I've been trying to get here to tell you this for weeks. There is no quiet time for sitting, no stolen moments of peace. There are sections and specials and service and cleaning and closing up and attempting sleep. There are two girls each morning ready to play, and laundry and cooking and a house to sweep. But! there are Saturdays: outside, all four of us, on the boat or at the beach.
One Saturday in late July, we took the boat into the bay. We had gear and ice and a picnic of scallop burritos and lemonade, and we set up the rods, trolling. We got a hit and then it was one after another, right in the thick of a school of bluefish.
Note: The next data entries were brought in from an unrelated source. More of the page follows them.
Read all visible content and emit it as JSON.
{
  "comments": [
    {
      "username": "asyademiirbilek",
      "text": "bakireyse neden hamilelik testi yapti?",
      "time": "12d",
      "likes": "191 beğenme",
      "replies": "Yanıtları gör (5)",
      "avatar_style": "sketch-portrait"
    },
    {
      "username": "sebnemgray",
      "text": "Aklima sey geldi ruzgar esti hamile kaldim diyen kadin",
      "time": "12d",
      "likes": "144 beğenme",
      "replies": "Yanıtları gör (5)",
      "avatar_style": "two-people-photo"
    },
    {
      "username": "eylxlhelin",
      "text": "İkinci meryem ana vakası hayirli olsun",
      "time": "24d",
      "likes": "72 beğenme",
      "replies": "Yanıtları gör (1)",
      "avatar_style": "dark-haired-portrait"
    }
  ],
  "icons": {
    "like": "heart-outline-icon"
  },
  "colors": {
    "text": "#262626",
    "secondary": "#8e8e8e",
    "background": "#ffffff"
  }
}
Alex caught one and Sally hooked one and lost it, and finally I got to reel one in. We had three keepers by the end of an hour, and Alex bled them out and iced them down right away.
We had way more than we could eat that day, though we fried a few fillets in bacon fat for dinner. We brined the rest in soy sauce and salt and brown sugar. After a few hours we took it out and laid it on a big cookie rack on dish towels in the fridge. I was worried about how long it would have to sit—I couldn't get to it for 3 days, maybe 4—but Alex said the drying out is the whole point. You want it to be sticky to the touch, "tacky," and when it is it's time to smoke.
The smoker we have came from a yard sale, and it's electric. It doesn't seal quite right in spots, but Alex has fixed it up with rope and strategic duct tape, and with a pan of water in the bottom and plenty of soaked hickory chips it makes plenty of smoke and most stays in. There are two round racks that fit into the middle, and they fit our roughly 10 pounds of bluefish just right. I sprinkled a little bit of brown sugar on top when I put the fillets in, and an hour and a half later they were done. We ate a lot, and froze a lot, and last Saturday we caught three more. The fillets have been brined and dried, and today we're firing up the smoker again.
I am now a woman who can not only catch but smoke her own fish! Full of surprises, this life. Hope you're enjoying it out there.
I looked at a bunch of brines online when I was searching for a recipe, and they all seem pretty similar. I made a gallon of brine to cover the fillets from 3 fish—about 10-12 pounds worth. This recipe makes a little over a quart, so adjust as needed. You need only enough to cover the fish.
Also: No smoker? No problem. Check out this article on how to use your grill.
1/4 cup soy sauce
1/4 cup brown sugar, plus more for sprinkling
1/4 cup kosher or pickling salt
3-4 crushed bay leaves
2 tablespoons mustard seed
1 tablespoon peppercorns
2-3 pounds fresh bluefish fillets
Mix the brine and pour it over the fish. You want the fish completely covered. Brine for 4-6 hours in the fridge. Set up a cooling rack that will fit in the fridge and cover it with dish towels. Take the fish out of the brine and lay the fillets in a single layer on the towels over the cooling rack. Let dry, refrigerated, for 2-4 days. When the fish is tacky to the touch, arrange it on a single layer on the rack of a smoker. Try to arrange it by thickness as thicker fillets will need longer than thinner pieces. Sprinkle each piece with brown sugar and smoke at 200 degrees F for roughly 2 hours, or until golden brown with a moist but firm, flaky texture. Cool to room temperature, then devour at once, or freeze and eat later.